For thousands of years, our world has been shaped by biblical monotheism. But its hallmark—a distinction between one true God and many false gods—was once a new and radical idea. Of God and Gods explores the revolutionary newness of biblical theology against a background of the polytheism that was once so commonplace.
Jan Assmann, one of the most distinguished scholars of ancient Egypt working today, traces the concept of a true religion back to its earliest beginnings in Egypt and describes how this new idea took shape in the context of the older polytheistic world that it rejected. He offers readers a deepened understanding of Egyptian polytheism and elaborates on his concept of the “Mosaic distinction,” which conceives an exclusive and emphatic Truth that sets religion apart from beliefs shunned as superstition, paganism, or heresy.
Without a theory of polytheism, Assmann contends, any adequate understanding of monotheism is impossible.

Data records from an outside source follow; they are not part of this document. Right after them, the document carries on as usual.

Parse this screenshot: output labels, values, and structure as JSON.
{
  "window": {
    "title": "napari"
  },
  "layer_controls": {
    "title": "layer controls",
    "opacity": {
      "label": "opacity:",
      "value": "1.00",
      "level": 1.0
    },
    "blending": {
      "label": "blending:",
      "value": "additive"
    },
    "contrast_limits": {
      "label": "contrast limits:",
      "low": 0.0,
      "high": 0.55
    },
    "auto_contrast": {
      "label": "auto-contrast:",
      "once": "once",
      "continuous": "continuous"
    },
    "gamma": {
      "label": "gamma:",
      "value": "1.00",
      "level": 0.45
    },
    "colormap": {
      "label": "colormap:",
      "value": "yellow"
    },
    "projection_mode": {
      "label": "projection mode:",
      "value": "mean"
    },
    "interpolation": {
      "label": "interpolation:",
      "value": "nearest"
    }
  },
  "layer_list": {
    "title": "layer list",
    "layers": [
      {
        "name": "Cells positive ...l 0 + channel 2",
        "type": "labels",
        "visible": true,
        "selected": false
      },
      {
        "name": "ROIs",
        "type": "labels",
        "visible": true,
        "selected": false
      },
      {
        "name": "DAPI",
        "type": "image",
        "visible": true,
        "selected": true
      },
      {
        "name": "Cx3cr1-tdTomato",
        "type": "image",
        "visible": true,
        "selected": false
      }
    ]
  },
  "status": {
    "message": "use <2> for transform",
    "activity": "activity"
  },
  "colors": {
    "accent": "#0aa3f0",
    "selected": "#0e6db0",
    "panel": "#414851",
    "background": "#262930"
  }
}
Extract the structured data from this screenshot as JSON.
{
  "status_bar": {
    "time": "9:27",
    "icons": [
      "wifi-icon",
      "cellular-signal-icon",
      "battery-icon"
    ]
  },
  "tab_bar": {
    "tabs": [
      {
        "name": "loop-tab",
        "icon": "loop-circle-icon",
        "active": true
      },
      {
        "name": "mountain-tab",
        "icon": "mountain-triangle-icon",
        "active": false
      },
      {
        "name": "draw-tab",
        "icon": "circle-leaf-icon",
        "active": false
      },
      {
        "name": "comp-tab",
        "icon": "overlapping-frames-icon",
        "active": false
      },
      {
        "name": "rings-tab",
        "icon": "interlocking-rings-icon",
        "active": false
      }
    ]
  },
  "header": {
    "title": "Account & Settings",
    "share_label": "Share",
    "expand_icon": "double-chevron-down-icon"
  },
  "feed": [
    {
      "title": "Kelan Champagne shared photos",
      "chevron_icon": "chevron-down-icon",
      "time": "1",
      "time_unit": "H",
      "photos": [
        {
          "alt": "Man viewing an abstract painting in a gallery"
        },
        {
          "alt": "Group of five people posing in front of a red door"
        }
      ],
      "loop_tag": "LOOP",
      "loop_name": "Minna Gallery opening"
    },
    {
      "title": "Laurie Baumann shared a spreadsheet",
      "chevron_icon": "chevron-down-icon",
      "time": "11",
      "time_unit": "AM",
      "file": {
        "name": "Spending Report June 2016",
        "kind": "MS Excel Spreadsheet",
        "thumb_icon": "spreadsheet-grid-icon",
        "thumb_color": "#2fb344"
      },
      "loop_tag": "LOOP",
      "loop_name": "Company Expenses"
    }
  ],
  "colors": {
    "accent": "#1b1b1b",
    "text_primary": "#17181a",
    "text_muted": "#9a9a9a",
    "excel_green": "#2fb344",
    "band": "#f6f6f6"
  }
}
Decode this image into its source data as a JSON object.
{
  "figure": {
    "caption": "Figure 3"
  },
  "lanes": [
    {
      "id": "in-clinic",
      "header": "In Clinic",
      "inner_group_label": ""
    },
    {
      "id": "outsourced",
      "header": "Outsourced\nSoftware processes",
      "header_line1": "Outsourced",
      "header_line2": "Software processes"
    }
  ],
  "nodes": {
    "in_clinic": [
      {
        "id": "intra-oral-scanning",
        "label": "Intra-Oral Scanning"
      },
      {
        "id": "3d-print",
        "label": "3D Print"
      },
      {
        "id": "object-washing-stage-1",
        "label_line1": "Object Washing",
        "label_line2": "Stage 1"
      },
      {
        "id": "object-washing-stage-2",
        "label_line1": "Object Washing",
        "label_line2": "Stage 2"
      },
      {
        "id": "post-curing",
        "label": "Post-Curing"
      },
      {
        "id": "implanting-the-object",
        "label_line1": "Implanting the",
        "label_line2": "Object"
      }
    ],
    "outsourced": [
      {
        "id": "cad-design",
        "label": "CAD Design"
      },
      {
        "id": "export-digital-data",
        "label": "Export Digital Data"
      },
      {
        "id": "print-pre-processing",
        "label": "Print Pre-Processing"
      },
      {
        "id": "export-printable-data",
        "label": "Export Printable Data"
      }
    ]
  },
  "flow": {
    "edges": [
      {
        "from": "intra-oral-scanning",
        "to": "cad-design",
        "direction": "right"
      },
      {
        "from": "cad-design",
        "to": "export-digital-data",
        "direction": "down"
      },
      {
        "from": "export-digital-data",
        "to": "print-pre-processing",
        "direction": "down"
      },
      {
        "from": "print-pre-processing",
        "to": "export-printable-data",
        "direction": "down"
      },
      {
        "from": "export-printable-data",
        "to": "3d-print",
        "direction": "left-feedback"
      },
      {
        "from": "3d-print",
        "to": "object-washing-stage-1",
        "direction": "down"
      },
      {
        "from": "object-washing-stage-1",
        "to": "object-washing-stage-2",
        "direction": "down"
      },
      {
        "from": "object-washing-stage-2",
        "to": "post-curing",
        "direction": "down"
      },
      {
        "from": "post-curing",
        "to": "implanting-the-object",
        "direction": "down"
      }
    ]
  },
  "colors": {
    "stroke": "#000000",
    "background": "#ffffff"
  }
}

Best Books for General Audiences, selected by the American Association of School Librarians, and Best Books for Special Interests, selected by the Public Library Association
A Documentary History
In a time when the ordination of women is an ongoing and passionate debate, the study of women's ministry in the early church is a timely and significant one. There is much evidence from documents, doctrine, and artifacts that supports the acceptance of women as presbyters and deacons in the early church. While this evidence has been published previously, it has never before appeared in one complete English-language collection. With this book, church historians Kevin Madigan and Carolyn Osiek present fully translated literary, epigraphical, and canonical references to women in early church offices. Through these documents, Madigan and Osiek seek to understand who these women were and how they related to and were received by, the church through the sixth century. They chart women's participation in church office and their eventual exclusion from its leadership roles. The editors introduce each document with a detailed headnote that contextualizes the text and discusses specific issues of interpretation and meaning. They also provide bibliographical notes and cross-reference original texts. Madigan and Osiek assemble relevant material from both Western and Eastern Christendom.
Art and Punishment in the Metamorphoses
The Economies of Teaching and Learning in the Ancient World
The Pedagogical Contract explores the relationship between teacher and student and argues for ways of reconceiving pedagogy. It discloses this relationship as one that since antiquity has been regarded as a scene of give-and-take, where the teacher exchanges knowledge for some sort of payment by the student and where pedagogy always runs the risk of becoming a broken contract. The book seeks to liberate teaching and learning from this historical scene and the anxieties that it engenders, arguing that there are alternative ways of conceiving the economy underlying pedagogical activities. Reading ancient material together with contemporary representations of teaching and learning, Yun Lee Too shows that apart from being conceived as a scene of self-interest in which a professional teacher, or sophist, is the charlatan who cheats his pupil, pedagogy might also purport to be a disinterested process of socialization or a scene in which lack and neediness are redeemed through the realization that they are required precisely to stimulate the desire to learn. The author also argues that pedagogy ideally ignores the imperative of the conventional marketplace for relevance, utility, and productivity, inasmuch as teaching and learning most enrich a community when they disregard the immediate material concerns of the community. The book will appeal to all those who understand scholarship as having an important social and/or political role to play; it will also be of interest to literary scholars, literary and cultural theorists, philosophers, historians, legal theorists, feminists, scholars of education, sociologists, and political theorists. Yun Lee Too is Assistant Professor of Classics, Columbia University. She is the author of Rethinking Sexual Harassment; The Rhetoric of Identity in Socrates: Text, Power, Pedagogy; and The Idea of Ancient Literary Criticism, forthcoming; and coeditor, with Niall Livingstone, of Pedagogy and Power: Rhetorics of Classical Learning.